How to get time back on your side

Written by
Changeboard Team

24 Jun 2011

24 Jun 2011 • by Changeboard Team

Not enough hours in the day?

You’re not unusual if you frequently find yourself having this thought or vocalising it. As many companies operate with reduced employee levels today, more is expected of each employee.

As simplistic as it may sound, time-management techniques can really help.

Beware of the multitasking myth

Common wisdom dictates that the more tasks you tackle at once, the more you can accomplish. In many cases, this simply isn’t true. Juggling tasks simultaneously can diminish both the quantity and quality of your output. As the writer Publilius Syrus observed long ago: “To do two things at once is to do neither.”

Some endeavors simply require undivided attention. Fight the urge to multitask by reminding yourself that a brain that’s being pulled in multiple directions is more prone to error - which only creates more work (and headaches) for you in the long run.
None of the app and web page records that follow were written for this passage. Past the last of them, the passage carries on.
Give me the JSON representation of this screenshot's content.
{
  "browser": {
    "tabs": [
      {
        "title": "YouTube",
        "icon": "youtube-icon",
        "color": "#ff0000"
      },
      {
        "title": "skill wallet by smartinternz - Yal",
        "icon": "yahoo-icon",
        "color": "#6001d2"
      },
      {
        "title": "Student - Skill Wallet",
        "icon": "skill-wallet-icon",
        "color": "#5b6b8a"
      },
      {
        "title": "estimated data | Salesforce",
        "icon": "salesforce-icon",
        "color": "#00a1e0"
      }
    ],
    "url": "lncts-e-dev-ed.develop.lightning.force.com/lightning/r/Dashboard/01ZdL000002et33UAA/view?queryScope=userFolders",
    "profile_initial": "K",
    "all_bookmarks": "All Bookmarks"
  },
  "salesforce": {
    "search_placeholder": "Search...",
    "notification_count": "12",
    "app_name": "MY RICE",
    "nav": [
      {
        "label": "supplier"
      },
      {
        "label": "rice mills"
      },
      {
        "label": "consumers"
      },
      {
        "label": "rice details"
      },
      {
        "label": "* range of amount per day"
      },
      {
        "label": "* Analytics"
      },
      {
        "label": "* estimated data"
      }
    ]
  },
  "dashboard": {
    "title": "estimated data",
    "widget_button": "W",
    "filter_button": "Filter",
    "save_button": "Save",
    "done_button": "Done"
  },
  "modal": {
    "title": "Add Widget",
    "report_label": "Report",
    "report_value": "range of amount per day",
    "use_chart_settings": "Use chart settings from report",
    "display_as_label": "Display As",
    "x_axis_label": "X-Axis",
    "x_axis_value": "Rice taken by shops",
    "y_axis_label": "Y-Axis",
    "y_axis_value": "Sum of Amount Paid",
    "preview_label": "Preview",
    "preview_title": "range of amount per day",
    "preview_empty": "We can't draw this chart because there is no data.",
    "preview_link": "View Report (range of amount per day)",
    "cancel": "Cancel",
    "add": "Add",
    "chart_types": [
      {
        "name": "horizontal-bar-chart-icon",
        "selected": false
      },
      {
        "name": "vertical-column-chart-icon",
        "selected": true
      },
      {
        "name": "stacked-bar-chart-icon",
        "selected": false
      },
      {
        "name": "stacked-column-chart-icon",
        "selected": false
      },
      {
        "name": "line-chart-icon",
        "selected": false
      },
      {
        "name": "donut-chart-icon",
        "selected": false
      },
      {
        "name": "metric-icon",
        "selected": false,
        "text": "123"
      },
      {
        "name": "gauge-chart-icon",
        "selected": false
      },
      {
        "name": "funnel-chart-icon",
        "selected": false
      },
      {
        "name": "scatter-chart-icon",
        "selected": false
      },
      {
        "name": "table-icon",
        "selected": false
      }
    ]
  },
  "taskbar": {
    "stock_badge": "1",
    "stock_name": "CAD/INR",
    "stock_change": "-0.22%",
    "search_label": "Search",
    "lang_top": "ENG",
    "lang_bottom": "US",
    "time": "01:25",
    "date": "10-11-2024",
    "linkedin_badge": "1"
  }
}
Don't let your email manage you

Do you react like Pavlov’s dog whenever you hear a tone announcing a new e-mail that has arrived? Many professionals have fallen into the habit of halting whatever they’re working on (and consequently losing their train of thought) to view and respond to e-mail messages the second they arrive. This hampers - not enhances - efficiency.

Recondition your reflexes. Unless you are awaiting an urgent message from your boss or project leader, check your inbox at set times each day rather than reading each individual message immediately. In addition, clean out your inbox several times a month. Trash unnecessary messages and file the important ones in an appropriate folder for easy retrieval.

Improve your timing

In a recent Robert Half survey, senior managers were asked to name the least productive time of day for employees. Their responses suggested that late afternoon is the most common time for workers to hit the proverbial wall. Thirty-seven per cent of managers said 4 p.m. to 6 p.m. is the least productive period. Coming in second was 2 p.m. to 4 p.m., as cited by 28 per cent of respondents.

The takeaway lesson:

Take advantage of the clock. Work on assignments requiring greater concentration when you’re focused and engaged. If you tend to slump right after lunch or you always get tired the last 45 minutes of the day, use these less-energetic periods to handle routine, lower-priority tasks such as organising files.